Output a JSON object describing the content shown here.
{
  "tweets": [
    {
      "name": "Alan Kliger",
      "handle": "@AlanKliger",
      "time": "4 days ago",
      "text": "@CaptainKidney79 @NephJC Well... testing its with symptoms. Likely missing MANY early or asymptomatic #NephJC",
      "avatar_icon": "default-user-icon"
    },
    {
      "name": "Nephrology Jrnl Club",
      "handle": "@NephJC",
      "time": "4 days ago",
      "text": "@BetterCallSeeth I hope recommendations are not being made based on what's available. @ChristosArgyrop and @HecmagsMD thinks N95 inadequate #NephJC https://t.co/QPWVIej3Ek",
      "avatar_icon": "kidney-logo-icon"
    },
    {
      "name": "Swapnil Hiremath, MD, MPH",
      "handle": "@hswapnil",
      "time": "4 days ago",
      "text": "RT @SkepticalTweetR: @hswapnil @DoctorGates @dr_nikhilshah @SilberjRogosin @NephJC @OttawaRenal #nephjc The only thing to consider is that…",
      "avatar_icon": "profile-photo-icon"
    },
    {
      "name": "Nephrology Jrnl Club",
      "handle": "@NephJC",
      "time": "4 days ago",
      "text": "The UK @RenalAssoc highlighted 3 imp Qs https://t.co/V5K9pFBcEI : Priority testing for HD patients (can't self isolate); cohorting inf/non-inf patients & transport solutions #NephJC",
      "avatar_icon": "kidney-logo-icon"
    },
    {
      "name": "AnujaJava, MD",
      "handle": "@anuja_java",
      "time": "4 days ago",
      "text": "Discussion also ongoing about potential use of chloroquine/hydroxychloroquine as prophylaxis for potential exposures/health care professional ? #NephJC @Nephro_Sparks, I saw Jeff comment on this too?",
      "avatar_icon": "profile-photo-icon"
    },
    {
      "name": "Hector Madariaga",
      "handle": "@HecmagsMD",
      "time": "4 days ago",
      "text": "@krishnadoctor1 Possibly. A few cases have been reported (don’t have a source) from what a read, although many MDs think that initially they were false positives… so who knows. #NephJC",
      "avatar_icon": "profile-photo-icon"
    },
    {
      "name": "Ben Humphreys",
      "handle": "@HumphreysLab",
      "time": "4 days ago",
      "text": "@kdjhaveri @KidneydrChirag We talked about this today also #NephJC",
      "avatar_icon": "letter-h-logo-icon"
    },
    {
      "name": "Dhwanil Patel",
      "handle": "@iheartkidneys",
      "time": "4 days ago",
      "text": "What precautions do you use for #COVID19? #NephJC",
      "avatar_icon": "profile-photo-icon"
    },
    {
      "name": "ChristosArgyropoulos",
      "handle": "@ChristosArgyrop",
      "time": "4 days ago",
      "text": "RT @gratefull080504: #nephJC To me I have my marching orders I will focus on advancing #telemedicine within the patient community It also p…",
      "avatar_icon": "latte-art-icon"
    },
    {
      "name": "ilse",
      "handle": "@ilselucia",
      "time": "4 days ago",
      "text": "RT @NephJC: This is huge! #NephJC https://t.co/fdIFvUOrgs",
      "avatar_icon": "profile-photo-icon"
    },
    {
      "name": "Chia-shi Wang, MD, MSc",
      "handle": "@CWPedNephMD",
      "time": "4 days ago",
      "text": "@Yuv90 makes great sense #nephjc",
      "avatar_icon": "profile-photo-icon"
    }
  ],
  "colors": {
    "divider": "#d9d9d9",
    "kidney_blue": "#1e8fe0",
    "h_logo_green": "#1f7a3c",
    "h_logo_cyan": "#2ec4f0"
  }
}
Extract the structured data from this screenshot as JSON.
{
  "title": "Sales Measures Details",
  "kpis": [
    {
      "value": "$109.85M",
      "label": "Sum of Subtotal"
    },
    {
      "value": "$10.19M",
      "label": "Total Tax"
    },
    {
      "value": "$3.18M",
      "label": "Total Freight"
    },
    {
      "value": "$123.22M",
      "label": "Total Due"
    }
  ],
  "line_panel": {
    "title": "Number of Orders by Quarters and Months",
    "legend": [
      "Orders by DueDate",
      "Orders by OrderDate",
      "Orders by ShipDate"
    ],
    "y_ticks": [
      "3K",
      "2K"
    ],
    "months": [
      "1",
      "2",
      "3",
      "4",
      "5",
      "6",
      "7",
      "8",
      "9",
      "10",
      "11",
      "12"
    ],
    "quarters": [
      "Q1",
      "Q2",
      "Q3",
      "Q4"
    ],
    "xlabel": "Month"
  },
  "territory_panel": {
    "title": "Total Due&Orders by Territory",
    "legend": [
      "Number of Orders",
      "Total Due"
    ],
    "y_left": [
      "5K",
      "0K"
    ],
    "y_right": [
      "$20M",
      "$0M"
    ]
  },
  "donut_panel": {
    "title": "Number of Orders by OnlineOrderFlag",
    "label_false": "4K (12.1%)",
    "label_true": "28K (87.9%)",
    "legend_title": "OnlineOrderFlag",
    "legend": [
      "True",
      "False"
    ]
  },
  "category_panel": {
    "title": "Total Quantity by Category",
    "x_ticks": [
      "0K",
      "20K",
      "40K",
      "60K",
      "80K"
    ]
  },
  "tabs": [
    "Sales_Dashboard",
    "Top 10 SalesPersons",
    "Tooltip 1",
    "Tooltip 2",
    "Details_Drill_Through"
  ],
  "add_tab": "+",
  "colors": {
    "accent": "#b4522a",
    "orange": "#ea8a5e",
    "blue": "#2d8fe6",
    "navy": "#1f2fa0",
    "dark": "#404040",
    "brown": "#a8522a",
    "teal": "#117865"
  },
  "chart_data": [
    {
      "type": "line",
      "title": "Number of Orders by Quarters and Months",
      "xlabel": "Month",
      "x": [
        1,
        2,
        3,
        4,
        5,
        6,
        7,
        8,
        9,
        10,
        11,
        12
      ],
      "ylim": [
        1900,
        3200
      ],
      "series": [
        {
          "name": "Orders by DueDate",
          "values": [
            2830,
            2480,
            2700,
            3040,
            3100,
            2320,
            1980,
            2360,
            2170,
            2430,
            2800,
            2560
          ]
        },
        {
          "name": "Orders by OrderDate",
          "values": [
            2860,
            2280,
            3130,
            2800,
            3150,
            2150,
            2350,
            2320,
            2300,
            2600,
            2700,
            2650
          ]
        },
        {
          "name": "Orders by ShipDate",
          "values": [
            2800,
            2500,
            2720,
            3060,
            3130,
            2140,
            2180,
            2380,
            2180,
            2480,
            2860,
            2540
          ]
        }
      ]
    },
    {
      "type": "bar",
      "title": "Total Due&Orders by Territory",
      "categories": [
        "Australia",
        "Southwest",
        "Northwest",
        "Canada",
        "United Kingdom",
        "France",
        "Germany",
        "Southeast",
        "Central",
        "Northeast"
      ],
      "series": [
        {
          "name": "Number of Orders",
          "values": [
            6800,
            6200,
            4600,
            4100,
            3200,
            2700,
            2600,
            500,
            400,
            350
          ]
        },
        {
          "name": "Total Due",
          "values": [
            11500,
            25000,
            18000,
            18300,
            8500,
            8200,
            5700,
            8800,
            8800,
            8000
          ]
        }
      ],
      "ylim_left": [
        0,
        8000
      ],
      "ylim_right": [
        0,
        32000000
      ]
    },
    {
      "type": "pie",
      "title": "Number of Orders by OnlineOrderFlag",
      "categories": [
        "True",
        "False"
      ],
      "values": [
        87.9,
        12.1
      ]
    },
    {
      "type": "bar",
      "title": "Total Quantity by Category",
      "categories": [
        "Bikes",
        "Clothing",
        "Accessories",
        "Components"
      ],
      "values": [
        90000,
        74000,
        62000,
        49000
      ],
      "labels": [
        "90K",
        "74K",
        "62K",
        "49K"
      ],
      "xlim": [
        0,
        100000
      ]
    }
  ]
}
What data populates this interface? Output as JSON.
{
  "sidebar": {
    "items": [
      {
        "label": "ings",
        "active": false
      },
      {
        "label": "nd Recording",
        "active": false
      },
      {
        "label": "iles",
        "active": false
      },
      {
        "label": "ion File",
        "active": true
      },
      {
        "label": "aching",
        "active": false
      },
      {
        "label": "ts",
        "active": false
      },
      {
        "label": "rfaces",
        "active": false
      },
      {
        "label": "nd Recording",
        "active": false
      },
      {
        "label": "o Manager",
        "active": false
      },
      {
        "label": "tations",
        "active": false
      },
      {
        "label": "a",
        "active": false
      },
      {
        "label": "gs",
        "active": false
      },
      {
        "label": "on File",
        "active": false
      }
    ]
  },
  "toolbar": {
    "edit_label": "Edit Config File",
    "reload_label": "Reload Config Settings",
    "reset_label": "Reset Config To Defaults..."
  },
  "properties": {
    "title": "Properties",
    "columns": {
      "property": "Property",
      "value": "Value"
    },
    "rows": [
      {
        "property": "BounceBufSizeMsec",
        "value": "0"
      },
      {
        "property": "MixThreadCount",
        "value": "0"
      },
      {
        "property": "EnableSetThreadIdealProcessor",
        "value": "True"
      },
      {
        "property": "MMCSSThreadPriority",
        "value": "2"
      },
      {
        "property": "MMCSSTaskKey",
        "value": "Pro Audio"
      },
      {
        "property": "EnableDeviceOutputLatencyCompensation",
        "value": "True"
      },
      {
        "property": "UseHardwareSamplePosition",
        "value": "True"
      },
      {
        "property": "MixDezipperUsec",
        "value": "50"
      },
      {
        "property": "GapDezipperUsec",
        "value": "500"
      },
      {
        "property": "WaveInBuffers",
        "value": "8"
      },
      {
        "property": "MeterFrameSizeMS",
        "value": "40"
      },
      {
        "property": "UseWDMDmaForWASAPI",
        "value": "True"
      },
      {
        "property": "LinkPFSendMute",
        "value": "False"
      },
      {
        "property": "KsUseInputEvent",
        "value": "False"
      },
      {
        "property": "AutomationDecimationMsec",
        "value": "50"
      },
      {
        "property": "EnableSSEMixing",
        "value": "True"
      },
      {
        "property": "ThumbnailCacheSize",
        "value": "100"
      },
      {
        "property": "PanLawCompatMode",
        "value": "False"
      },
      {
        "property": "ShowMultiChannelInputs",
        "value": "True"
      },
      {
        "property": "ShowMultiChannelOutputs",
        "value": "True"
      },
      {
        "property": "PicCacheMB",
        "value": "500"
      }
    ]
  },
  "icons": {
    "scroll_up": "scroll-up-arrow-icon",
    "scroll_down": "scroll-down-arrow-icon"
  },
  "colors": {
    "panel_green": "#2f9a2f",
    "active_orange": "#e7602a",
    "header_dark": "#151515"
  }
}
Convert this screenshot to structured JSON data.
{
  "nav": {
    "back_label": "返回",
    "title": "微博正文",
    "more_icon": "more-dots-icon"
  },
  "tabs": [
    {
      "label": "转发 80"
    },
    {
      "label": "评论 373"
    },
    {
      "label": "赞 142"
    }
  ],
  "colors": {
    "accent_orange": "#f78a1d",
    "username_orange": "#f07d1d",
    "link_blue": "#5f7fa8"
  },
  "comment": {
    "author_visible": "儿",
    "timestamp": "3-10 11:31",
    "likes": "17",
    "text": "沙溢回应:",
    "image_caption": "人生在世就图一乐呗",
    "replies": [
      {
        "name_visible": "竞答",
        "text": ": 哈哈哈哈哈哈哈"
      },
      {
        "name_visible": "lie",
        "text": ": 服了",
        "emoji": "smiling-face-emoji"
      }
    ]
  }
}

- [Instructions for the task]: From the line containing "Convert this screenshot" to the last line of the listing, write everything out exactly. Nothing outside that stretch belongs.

- [Answer area]:
Convert this screenshot to structured JSON data.
{
  "nav": {
    "back_label": "返回",
    "title": "微博正文",
    "more_icon": "more-dots-icon"
  },
  "tabs": [
    {
      "label": "转发 80"
    },
    {
      "label": "评论 373"
    },
    {
      "label": "赞 142"
    }
  ],
  "colors": {
    "accent_orange": "#f78a1d",
    "username_orange": "#f07d1d",
    "link_blue": "#5f7fa8"
  },
  "comment": {
    "author_visible": "儿",
    "timestamp": "3-10 11:31",
    "likes": "17",
    "text": "沙溢回应:",
    "image_caption": "人生在世就图一乐呗",
    "replies": [
      {
        "name_visible": "竞答",
        "text": ": 哈哈哈哈哈哈哈"
      },
      {
        "name_visible": "lie",
        "text": ": 服了",
        "emoji": "smiling-face-emoji"
      }
    ]
  }
}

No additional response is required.